With the holidays quickly approaching, many homes will children on the guest list. If you have a dog, it is key to take precautions to keep everyone safe. Train your dog as to what play is appropriate and always supervise kids and k9s to avoid tragedy.
If we play as if we are a dog, we can expect to be treated like a dog.
Dogs are wonderful members of our families, but we have to remember that they are a different species. Nature programmed dogs to be able to sniff things out, use their teeth and claws to play, and to chase down prey to eat it. Knowing this, it is a wise decision not to rough house, wrestle or play chase with our dogs.
I’ve known a lot of dog’s in my life and there is not one that I would readily get on the floor and wrestle with as if I were a dog. Why? Not only are these animals faster and stronger than us, they are predators. If we are on the ground they certainly have the advantage over us. A child is at a serious disadvantage is this scenario.
Even with dogs that are the best of friends, playtime can become dangerous quickly.
Dogs have thicker skin and fur to buffer themselves when play gets out of hand. Dogs not only use barks, growls and yips to communicate when play has gone too far but they also have ears, tails and a body that is designed to communicate all sorts of things to other dogs.
We humans may be able to mimic the sounds a dog makes but we lack the ability to communicate as they do because we don’t have the ears and tails to help us do the talking. Dogs also have a variety of “postures” like the infamous play bow that as much as we might try, we can’t quite copy these things.
Here is short list of safe play options for kids and K9s: fetch, ta game of “find it!”, hide and seek (only if the dog does the seeking and kids don’t run!), +R training session, tricks, or a game of tug (as long as rules of tug are followed!). There are other safe options for kids and K9s to play, this is a short list.
We need to teach our dogs how to play with humans.
Part of that is reliant upon us NOT behaving in ways that can activate some of a dog’s innate tendencies to chase, hunt and use their teeth. If we squeal, wave our arms wildly and hop around we can unintentionally invite a dog to chase us and possibly use their teeth. Some dogs have far more self-control than others.
Not all dogs will behave this way but why chance it by inviting the behavior? Get to know your dog and put playtime on pause when Fifi is overly excited. You remember when you were in school and you were so excited about recess it was hard to pay attention? Or when you’re over-stimulated and you played too rough with your friend?
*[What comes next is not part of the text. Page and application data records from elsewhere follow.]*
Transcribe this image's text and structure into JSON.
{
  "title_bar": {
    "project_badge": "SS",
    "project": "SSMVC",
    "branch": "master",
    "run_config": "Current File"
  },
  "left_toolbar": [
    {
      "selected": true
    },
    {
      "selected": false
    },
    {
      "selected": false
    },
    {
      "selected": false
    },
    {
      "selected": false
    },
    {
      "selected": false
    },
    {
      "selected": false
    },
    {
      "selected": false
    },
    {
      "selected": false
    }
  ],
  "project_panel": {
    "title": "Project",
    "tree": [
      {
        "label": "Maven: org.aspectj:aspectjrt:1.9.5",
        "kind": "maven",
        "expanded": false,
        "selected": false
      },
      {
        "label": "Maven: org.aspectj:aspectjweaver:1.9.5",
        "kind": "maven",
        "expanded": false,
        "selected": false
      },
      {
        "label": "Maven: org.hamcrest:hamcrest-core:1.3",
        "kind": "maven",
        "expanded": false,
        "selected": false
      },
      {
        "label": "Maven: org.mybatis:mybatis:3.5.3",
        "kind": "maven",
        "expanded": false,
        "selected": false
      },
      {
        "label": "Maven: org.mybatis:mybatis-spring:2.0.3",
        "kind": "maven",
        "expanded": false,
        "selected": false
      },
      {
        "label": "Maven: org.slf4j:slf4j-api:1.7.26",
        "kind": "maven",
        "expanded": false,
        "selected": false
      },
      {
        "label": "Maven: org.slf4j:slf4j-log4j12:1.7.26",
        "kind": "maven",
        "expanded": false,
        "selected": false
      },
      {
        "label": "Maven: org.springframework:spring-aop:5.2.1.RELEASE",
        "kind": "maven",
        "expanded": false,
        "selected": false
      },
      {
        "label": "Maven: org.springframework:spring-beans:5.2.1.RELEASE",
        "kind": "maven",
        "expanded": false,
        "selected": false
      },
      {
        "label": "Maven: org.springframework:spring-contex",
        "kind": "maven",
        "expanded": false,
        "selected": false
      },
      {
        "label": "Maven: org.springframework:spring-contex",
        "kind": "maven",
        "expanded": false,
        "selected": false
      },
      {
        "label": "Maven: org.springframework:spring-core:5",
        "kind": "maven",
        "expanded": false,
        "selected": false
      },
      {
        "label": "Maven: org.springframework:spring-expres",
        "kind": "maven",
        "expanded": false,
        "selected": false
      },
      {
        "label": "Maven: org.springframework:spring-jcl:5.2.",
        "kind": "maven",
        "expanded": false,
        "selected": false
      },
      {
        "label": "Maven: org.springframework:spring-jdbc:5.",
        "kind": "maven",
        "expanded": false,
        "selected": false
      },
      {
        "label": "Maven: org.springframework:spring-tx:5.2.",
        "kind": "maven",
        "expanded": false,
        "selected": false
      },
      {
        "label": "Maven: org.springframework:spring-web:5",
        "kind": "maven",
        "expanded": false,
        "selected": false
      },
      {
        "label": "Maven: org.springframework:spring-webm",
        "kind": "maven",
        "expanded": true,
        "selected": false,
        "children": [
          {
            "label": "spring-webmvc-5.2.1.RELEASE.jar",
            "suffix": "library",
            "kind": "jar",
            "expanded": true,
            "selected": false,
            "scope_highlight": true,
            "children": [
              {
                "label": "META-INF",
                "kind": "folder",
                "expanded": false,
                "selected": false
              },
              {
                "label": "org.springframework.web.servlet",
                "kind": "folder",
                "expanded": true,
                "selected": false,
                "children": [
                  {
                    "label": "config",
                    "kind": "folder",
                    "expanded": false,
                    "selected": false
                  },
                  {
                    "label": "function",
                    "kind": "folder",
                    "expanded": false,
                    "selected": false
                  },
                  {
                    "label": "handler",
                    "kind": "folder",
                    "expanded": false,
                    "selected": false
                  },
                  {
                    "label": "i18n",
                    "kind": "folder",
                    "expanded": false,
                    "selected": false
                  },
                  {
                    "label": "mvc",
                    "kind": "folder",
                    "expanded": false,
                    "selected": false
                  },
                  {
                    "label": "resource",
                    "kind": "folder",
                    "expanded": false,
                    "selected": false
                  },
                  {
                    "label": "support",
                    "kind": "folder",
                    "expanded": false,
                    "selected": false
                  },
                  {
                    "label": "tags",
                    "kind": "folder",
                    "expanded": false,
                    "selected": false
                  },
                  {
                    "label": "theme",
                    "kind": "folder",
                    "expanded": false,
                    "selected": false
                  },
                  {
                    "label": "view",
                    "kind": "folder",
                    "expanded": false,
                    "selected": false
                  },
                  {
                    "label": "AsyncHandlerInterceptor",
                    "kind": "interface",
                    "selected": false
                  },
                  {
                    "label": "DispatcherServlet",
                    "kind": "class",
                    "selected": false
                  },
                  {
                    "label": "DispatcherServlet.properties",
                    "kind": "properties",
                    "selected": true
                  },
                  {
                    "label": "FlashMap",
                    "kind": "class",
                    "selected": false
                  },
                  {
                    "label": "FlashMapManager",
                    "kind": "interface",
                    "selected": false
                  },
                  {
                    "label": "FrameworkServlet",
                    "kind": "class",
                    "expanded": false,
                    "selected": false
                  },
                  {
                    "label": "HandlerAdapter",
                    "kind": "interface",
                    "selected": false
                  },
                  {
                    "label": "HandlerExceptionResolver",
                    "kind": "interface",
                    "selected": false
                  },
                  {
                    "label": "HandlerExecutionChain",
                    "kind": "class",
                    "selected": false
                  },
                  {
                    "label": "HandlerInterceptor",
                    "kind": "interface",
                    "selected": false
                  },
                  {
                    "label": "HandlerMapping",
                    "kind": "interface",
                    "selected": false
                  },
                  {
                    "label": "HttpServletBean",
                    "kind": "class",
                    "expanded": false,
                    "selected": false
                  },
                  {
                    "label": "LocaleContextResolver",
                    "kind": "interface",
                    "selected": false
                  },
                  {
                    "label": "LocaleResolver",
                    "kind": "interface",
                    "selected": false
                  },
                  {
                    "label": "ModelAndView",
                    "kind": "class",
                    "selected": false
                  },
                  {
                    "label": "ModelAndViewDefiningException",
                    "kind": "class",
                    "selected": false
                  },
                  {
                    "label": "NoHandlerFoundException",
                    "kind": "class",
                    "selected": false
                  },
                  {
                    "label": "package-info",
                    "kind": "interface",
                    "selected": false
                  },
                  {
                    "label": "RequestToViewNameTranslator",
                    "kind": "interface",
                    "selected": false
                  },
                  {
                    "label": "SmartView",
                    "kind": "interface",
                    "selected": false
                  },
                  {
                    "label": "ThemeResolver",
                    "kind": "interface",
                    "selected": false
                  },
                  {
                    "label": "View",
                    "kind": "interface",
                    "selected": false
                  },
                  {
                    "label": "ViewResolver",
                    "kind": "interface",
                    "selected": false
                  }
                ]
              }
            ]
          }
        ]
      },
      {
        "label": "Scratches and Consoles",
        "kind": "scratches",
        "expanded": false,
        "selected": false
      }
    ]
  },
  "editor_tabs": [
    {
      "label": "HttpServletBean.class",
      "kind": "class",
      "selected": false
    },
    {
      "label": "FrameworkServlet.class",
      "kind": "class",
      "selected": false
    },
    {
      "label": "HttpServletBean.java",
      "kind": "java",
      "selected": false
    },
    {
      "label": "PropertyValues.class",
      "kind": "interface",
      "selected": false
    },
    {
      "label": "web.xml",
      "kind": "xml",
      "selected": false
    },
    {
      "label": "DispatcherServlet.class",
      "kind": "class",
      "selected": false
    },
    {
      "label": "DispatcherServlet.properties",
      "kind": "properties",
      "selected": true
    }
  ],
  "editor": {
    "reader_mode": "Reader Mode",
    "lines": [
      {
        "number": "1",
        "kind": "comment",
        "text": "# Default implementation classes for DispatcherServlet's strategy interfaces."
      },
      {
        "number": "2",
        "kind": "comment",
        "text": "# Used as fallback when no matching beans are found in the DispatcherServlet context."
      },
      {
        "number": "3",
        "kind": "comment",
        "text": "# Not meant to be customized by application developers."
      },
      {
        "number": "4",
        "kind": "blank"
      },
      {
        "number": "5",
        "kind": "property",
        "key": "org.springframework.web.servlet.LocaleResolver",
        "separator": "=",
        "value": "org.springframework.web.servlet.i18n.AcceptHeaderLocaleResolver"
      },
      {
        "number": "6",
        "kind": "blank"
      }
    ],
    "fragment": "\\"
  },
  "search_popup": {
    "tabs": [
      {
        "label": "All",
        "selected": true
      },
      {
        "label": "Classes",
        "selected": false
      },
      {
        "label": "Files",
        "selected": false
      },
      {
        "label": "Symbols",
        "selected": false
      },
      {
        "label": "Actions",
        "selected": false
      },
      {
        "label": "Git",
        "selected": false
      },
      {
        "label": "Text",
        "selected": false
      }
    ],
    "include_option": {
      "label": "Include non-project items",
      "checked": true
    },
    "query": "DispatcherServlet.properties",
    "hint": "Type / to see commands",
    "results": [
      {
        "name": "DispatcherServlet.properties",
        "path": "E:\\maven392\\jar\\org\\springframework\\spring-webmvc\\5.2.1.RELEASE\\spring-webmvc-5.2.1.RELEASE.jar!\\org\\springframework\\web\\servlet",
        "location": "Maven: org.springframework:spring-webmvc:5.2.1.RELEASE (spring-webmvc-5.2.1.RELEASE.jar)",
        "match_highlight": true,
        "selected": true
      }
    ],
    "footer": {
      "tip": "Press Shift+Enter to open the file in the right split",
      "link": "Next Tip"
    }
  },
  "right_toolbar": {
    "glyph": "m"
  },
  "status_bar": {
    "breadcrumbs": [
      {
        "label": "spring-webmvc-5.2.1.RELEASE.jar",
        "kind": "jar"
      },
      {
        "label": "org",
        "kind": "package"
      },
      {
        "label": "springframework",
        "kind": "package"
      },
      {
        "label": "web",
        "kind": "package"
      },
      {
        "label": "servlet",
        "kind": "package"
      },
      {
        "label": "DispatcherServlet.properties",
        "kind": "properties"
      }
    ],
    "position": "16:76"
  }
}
This can happen with our dogs.
When the dog is over-stimulated (no longer responding to cues and otherwise acting wild) you need to step back and put playtime on pause. Let Fifi regain some composure and the ability to play appropriately.
Leave dogs alone when they eat.
Do you want someone coming over to give you a hug, rub your head or otherwise mess with you while you are eating? It is likely that you don’t. Well, the same goes for our canine companions. Now, there are all sorts of theories that a dog should tolerate you messing with their food bowl – but why do this? Rather, teach kids not to mess with dogs who are eating, have a chew, Kong or anything else food related.
These are just a few tips to help keep kids safe around dogs. The focus for this post is on playtime but throwing in the tips about food is always a good measure. In order to keep both dogs and kids safe, supervision and actively teaching what is appropriate behavior for both behaviors is key.
Photo by Kat Jayne from Pexels